[EXERCISE MATERIAL]

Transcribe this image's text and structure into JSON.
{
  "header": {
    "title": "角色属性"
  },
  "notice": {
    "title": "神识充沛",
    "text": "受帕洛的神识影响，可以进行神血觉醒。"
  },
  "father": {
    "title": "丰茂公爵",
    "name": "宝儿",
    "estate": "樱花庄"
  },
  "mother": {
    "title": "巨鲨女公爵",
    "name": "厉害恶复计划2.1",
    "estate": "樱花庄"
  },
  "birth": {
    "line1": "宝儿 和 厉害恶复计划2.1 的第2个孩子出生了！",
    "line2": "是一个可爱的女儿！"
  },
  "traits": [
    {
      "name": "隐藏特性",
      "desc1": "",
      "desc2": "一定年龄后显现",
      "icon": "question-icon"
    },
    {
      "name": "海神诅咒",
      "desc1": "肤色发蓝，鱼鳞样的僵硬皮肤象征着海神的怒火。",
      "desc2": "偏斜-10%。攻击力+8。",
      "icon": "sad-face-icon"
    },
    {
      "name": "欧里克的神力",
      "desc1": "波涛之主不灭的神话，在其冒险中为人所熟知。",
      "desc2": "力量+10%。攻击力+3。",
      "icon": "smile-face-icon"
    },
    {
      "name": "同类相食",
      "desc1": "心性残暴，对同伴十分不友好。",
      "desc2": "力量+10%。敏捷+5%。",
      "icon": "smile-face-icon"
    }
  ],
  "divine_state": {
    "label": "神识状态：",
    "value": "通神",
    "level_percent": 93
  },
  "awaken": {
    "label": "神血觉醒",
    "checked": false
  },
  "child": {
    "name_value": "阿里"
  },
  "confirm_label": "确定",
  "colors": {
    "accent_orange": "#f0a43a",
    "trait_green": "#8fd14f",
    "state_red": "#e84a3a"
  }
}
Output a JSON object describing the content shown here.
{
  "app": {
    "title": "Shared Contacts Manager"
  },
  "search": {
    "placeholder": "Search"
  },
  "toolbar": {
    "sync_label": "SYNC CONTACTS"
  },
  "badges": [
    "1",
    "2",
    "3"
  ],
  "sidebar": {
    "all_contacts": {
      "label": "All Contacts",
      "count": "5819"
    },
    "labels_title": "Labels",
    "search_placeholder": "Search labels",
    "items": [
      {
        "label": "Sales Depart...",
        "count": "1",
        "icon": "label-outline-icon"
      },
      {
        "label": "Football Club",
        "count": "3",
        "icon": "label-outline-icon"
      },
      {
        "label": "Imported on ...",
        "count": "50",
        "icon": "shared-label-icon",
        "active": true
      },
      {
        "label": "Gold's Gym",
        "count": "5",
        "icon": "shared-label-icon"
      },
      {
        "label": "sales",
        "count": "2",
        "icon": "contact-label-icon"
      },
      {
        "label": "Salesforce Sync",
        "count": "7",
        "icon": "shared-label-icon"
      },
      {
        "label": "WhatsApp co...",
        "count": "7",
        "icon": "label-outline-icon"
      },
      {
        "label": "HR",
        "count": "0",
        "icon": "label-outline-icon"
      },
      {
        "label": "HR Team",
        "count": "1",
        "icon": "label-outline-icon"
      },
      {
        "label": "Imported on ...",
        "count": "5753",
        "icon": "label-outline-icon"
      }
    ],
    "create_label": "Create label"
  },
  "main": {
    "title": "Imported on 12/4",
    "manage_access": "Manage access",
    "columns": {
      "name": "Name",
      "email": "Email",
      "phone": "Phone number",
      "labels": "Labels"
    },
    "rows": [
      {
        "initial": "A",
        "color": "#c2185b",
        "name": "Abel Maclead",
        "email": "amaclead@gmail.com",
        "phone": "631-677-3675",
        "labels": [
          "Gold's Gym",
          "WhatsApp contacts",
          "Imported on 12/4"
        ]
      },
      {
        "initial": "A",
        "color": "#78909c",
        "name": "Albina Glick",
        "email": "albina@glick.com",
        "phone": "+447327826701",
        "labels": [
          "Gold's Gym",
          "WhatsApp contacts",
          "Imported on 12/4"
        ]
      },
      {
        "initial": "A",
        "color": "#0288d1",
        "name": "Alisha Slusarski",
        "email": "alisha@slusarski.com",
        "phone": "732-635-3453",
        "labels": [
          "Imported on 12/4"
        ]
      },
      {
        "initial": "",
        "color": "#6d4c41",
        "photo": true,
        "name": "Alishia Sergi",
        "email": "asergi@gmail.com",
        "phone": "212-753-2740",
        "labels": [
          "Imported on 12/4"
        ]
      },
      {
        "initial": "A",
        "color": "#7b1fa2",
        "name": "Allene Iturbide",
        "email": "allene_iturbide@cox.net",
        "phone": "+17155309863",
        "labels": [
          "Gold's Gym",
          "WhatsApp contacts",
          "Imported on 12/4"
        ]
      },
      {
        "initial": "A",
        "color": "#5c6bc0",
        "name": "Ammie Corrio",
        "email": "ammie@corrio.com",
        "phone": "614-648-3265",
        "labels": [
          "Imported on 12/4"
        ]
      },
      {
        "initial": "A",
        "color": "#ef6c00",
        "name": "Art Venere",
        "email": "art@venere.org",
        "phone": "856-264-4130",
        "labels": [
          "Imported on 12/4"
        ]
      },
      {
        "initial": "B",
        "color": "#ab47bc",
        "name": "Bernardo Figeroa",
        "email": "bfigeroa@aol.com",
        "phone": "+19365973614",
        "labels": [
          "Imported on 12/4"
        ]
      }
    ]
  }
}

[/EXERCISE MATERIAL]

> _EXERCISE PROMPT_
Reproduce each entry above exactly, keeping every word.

> _ANSWER FOR THIS EXERCISE_
Transcribe this image's text and structure into JSON.
{
  "header": {
    "title": "角色属性"
  },
  "notice": {
    "title": "神识充沛",
    "text": "受帕洛的神识影响，可以进行神血觉醒。"
  },
  "father": {
    "title": "丰茂公爵",
    "name": "宝儿",
    "estate": "樱花庄"
  },
  "mother": {
    "title": "巨鲨女公爵",
    "name": "厉害恶复计划2.1",
    "estate": "樱花庄"
  },
  "birth": {
    "line1": "宝儿 和 厉害恶复计划2.1 的第2个孩子出生了！",
    "line2": "是一个可爱的女儿！"
  },
  "traits": [
    {
      "name": "隐藏特性",
      "desc1": "",
      "desc2": "一定年龄后显现",
      "icon": "question-icon"
    },
    {
      "name": "海神诅咒",
      "desc1": "肤色发蓝，鱼鳞样的僵硬皮肤象征着海神的怒火。",
      "desc2": "偏斜-10%。攻击力+8。",
      "icon": "sad-face-icon"
    },
    {
      "name": "欧里克的神力",
      "desc1": "波涛之主不灭的神话，在其冒险中为人所熟知。",
      "desc2": "力量+10%。攻击力+3。",
      "icon": "smile-face-icon"
    },
    {
      "name": "同类相食",
      "desc1": "心性残暴，对同伴十分不友好。",
      "desc2": "力量+10%。敏捷+5%。",
      "icon": "smile-face-icon"
    }
  ],
  "divine_state": {
    "label": "神识状态：",
    "value": "通神",
    "level_percent": 93
  },
  "awaken": {
    "label": "神血觉醒",
    "checked": false
  },
  "child": {
    "name_value": "阿里"
  },
  "confirm_label": "确定",
  "colors": {
    "accent_orange": "#f0a43a",
    "trait_green": "#8fd14f",
    "state_red": "#e84a3a"
  }
}
Output a JSON object describing the content shown here.
{
  "app": {
    "title": "Shared Contacts Manager"
  },
  "search": {
    "placeholder": "Search"
  },
  "toolbar": {
    "sync_label": "SYNC CONTACTS"
  },
  "badges": [
    "1",
    "2",
    "3"
  ],
  "sidebar": {
    "all_contacts": {
      "label": "All Contacts",
      "count": "5819"
    },
    "labels_title": "Labels",
    "search_placeholder": "Search labels",
    "items": [
      {
        "label": "Sales Depart...",
        "count": "1",
        "icon": "label-outline-icon"
      },
      {
        "label": "Football Club",
        "count": "3",
        "icon": "label-outline-icon"
      },
      {
        "label": "Imported on ...",
        "count": "50",
        "icon": "shared-label-icon",
        "active": true
      },
      {
        "label": "Gold's Gym",
        "count": "5",
        "icon": "shared-label-icon"
      },
      {
        "label": "sales",
        "count": "2",
        "icon": "contact-label-icon"
      },
      {
        "label": "Salesforce Sync",
        "count": "7",
        "icon": "shared-label-icon"
      },
      {
        "label": "WhatsApp co...",
        "count": "7",
        "icon": "label-outline-icon"
      },
      {
        "label": "HR",
        "count": "0",
        "icon": "label-outline-icon"
      },
      {
        "label": "HR Team",
        "count": "1",
        "icon": "label-outline-icon"
      },
      {
        "label": "Imported on ...",
        "count": "5753",
        "icon": "label-outline-icon"
      }
    ],
    "create_label": "Create label"
  },
  "main": {
    "title": "Imported on 12/4",
    "manage_access": "Manage access",
    "columns": {
      "name": "Name",
      "email": "Email",
      "phone": "Phone number",
      "labels": "Labels"
    },
    "rows": [
      {
        "initial": "A",
        "color": "#c2185b",
        "name": "Abel Maclead",
        "email": "amaclead@gmail.com",
        "phone": "631-677-3675",
        "labels": [
          "Gold's Gym",
          "WhatsApp contacts",
          "Imported on 12/4"
        ]
      },
      {
        "initial": "A",
        "color": "#78909c",
        "name": "Albina Glick",
        "email": "albina@glick.com",
        "phone": "+447327826701",
        "labels": [
          "Gold's Gym",
          "WhatsApp contacts",
          "Imported on 12/4"
        ]
      },
      {
        "initial": "A",
        "color": "#0288d1",
        "name": "Alisha Slusarski",
        "email": "alisha@slusarski.com",
        "phone": "732-635-3453",
        "labels": [
          "Imported on 12/4"
        ]
      },
      {
        "initial": "",
        "color": "#6d4c41",
        "photo": true,
        "name": "Alishia Sergi",
        "email": "asergi@gmail.com",
        "phone": "212-753-2740",
        "labels": [
          "Imported on 12/4"
        ]
      },
      {
        "initial": "A",
        "color": "#7b1fa2",
        "name": "Allene Iturbide",
        "email": "allene_iturbide@cox.net",
        "phone": "+17155309863",
        "labels": [
          "Gold's Gym",
          "WhatsApp contacts",
          "Imported on 12/4"
        ]
      },
      {
        "initial": "A",
        "color": "#5c6bc0",
        "name": "Ammie Corrio",
        "email": "ammie@corrio.com",
        "phone": "614-648-3265",
        "labels": [
          "Imported on 12/4"
        ]
      },
      {
        "initial": "A",
        "color": "#ef6c00",
        "name": "Art Venere",
        "email": "art@venere.org",
        "phone": "856-264-4130",
        "labels": [
          "Imported on 12/4"
        ]
      },
      {
        "initial": "B",
        "color": "#ab47bc",
        "name": "Bernardo Figeroa",
        "email": "bfigeroa@aol.com",
        "phone": "+19365973614",
        "labels": [
          "Imported on 12/4"
        ]
      }
    ]
  }
}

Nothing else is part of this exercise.